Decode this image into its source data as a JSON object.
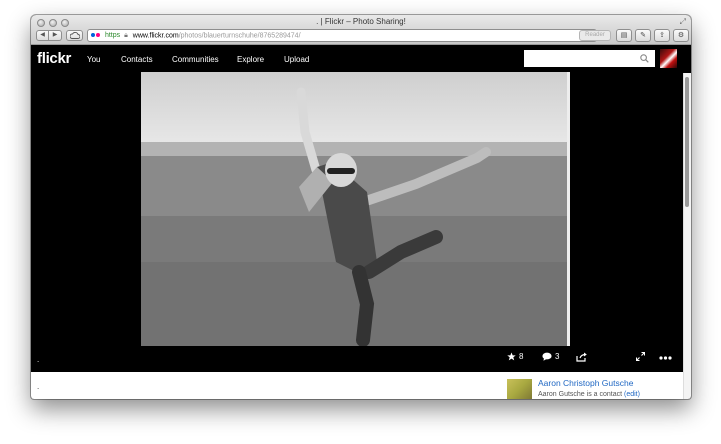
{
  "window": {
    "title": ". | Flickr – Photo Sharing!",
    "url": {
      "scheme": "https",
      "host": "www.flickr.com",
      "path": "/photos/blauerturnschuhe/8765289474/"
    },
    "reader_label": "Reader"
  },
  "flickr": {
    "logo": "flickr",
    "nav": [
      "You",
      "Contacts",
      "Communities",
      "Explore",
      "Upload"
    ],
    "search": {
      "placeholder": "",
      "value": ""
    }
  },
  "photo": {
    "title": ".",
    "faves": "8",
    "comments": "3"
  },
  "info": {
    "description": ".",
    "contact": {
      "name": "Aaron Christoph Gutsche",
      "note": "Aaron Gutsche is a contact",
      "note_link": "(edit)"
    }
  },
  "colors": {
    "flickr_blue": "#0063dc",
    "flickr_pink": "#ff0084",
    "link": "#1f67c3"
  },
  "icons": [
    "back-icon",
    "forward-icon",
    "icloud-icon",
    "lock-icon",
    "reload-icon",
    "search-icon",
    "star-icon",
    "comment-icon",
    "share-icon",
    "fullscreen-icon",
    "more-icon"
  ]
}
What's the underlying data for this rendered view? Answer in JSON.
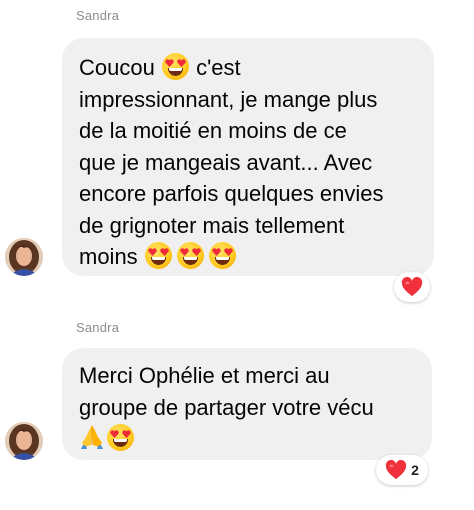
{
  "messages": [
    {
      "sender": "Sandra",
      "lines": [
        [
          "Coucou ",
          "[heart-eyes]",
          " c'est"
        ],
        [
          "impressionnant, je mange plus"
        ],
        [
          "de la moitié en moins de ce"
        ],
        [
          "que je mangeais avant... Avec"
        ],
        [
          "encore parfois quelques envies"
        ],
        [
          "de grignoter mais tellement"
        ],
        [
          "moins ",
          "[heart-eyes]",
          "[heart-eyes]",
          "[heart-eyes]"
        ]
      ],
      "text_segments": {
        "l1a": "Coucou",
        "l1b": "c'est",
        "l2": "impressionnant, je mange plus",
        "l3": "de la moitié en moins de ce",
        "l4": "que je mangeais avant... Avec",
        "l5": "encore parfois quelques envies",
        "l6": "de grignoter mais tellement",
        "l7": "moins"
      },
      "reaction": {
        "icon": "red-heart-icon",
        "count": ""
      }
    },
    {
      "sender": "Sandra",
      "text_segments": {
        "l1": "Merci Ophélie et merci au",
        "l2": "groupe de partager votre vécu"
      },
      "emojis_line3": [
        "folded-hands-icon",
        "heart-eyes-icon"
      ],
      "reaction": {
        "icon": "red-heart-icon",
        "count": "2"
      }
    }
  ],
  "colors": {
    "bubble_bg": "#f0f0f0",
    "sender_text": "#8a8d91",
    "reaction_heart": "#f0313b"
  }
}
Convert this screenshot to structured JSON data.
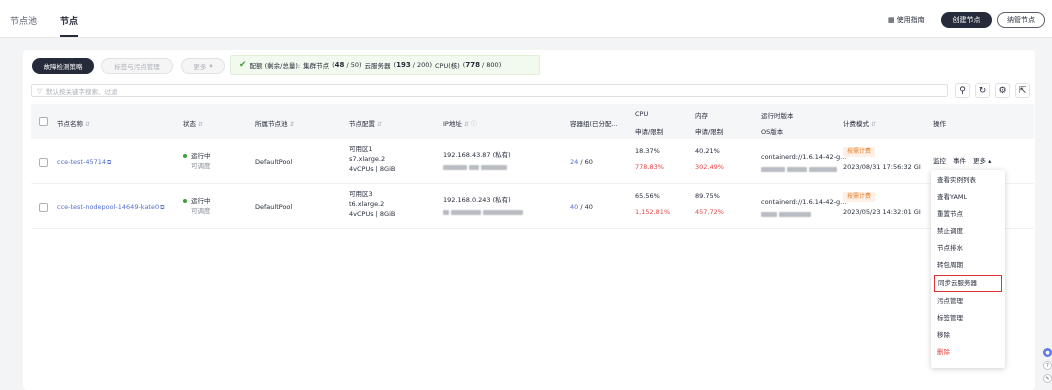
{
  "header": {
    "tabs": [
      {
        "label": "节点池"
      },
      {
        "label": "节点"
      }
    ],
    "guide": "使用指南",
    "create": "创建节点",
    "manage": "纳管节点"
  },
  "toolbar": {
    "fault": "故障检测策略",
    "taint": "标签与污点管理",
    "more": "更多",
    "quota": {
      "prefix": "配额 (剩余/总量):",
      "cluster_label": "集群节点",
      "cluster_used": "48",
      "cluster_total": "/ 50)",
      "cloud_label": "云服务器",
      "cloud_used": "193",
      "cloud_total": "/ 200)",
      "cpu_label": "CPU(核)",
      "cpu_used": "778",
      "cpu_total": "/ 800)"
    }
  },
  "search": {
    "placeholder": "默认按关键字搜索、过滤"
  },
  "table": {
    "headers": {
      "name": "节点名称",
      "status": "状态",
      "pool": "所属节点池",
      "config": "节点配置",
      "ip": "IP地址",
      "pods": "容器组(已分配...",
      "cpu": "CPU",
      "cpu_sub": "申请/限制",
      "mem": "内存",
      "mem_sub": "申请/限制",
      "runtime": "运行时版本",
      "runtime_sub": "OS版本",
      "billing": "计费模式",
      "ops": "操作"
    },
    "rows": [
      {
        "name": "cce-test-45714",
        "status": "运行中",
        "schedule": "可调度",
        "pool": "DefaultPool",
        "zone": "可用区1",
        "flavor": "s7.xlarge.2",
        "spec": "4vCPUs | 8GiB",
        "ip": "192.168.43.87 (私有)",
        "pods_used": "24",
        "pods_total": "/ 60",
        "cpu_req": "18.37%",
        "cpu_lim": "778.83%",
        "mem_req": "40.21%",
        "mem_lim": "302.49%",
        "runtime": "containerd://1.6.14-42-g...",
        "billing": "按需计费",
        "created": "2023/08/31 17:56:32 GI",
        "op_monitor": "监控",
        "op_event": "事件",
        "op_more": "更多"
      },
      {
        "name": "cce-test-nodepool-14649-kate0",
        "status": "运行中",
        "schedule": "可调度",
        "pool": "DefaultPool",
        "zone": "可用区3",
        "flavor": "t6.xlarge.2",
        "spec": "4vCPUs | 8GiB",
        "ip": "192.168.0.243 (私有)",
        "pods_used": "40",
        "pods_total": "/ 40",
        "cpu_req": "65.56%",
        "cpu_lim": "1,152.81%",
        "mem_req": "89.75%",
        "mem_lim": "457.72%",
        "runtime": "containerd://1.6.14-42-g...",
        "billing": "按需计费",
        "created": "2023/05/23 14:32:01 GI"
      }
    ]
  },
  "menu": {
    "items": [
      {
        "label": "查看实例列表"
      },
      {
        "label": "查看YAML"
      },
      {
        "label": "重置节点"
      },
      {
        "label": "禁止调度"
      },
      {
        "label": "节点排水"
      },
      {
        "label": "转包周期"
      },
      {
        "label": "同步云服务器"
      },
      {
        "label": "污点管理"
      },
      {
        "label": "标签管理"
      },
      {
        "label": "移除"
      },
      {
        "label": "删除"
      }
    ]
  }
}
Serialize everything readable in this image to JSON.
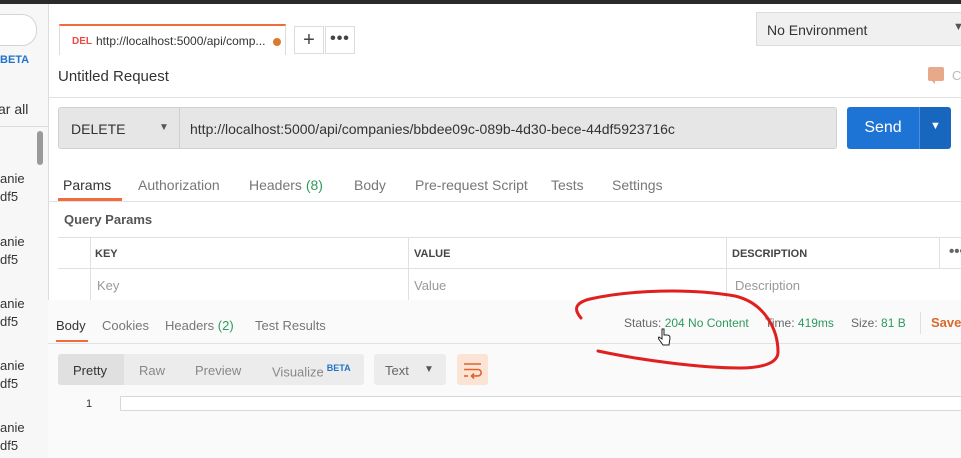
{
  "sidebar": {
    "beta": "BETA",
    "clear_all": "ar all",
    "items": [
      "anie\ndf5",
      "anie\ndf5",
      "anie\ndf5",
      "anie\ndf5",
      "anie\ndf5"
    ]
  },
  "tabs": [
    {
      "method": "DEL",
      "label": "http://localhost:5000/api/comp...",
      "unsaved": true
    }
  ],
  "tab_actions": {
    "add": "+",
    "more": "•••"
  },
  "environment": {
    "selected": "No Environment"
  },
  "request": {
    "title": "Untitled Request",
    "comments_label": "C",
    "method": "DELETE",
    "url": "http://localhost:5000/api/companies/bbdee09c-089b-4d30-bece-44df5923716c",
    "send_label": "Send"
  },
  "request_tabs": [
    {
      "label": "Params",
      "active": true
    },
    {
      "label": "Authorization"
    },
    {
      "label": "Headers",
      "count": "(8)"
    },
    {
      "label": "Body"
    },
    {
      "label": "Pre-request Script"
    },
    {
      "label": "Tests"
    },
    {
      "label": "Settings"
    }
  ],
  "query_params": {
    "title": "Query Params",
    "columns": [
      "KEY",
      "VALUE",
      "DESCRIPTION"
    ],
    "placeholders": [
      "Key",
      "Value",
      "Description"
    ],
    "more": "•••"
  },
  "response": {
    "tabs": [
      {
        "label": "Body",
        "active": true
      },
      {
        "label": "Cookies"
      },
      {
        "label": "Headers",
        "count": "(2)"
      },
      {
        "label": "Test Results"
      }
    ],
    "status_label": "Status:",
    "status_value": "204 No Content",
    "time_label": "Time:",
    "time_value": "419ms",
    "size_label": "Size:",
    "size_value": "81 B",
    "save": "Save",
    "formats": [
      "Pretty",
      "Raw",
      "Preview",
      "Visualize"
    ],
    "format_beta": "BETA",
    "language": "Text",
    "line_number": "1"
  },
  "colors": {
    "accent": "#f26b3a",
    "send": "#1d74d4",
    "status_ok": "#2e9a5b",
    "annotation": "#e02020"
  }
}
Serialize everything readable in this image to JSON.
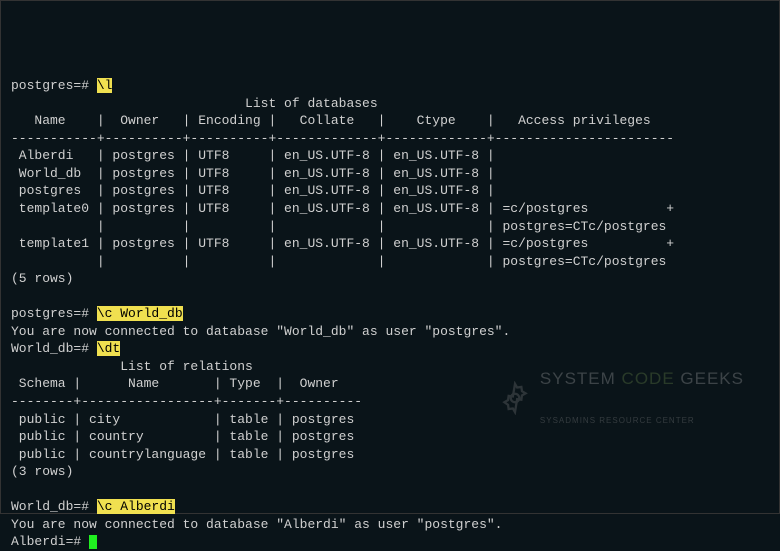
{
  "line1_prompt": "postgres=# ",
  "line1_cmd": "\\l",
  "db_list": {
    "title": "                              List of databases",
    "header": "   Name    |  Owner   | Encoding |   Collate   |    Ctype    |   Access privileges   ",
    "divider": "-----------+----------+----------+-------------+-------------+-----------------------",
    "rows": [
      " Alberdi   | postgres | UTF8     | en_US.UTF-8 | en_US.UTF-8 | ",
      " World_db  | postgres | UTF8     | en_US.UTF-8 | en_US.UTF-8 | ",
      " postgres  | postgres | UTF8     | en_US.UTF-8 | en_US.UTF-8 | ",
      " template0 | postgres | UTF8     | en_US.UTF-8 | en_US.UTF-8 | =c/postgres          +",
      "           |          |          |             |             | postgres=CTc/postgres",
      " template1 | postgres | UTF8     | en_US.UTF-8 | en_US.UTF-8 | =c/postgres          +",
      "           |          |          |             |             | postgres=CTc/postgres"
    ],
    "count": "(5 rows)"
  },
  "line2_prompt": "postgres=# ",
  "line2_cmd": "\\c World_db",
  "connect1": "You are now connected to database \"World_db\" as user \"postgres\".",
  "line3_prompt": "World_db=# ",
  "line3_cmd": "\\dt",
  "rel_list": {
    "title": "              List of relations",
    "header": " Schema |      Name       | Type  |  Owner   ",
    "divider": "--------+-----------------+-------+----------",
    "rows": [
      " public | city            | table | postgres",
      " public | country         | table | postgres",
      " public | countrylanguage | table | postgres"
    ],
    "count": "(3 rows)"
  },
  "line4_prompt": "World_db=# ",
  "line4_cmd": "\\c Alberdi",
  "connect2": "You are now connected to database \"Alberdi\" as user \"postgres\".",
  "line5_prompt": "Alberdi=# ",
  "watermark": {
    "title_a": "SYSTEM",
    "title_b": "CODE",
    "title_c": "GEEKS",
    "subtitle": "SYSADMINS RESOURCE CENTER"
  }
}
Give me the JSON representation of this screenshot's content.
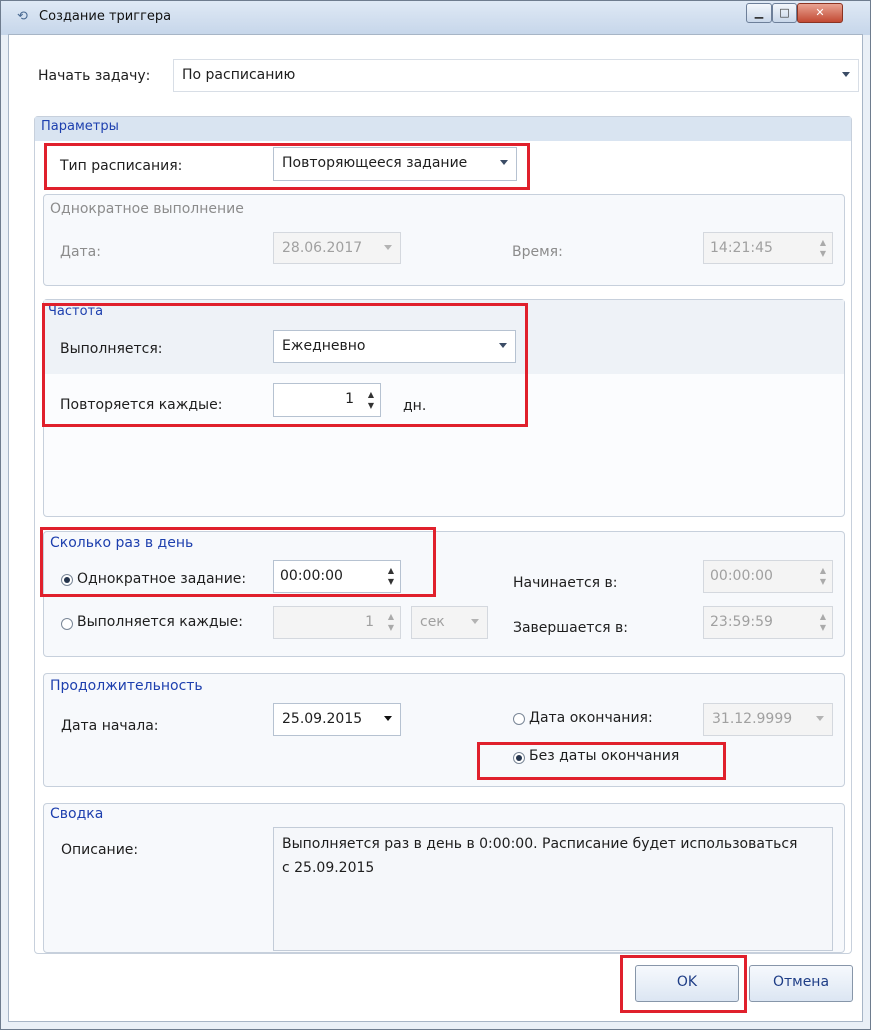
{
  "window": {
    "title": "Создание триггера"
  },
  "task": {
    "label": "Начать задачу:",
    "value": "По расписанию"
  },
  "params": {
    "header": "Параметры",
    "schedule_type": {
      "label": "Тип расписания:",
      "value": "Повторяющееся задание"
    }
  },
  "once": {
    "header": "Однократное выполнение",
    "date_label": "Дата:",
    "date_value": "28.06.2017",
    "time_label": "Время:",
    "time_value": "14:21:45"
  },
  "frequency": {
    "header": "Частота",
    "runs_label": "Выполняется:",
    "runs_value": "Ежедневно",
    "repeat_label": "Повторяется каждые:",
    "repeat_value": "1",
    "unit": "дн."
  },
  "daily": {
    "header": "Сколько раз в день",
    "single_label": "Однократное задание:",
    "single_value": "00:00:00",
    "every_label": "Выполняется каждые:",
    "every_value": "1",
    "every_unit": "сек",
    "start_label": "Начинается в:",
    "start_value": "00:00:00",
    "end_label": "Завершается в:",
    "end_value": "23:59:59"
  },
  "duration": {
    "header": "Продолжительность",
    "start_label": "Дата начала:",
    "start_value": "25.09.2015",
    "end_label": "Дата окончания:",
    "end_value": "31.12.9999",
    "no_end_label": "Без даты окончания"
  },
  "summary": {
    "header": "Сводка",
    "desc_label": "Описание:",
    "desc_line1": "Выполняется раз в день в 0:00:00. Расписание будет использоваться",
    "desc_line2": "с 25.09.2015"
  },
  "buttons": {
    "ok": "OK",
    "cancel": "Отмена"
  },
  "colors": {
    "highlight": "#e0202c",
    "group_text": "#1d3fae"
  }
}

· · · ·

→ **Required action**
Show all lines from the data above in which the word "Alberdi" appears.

→ **Your response**
      " Alberdi   | postgres | UTF8     | en_US.UTF-8 | en_US.UTF-8 | ",
  "line4_cmd": "\\c Alberdi",
  "connect2": "You are now connected to database \"Alberdi\" as user \"postgres\".",
  "line5_prompt": "Alberdi=# ",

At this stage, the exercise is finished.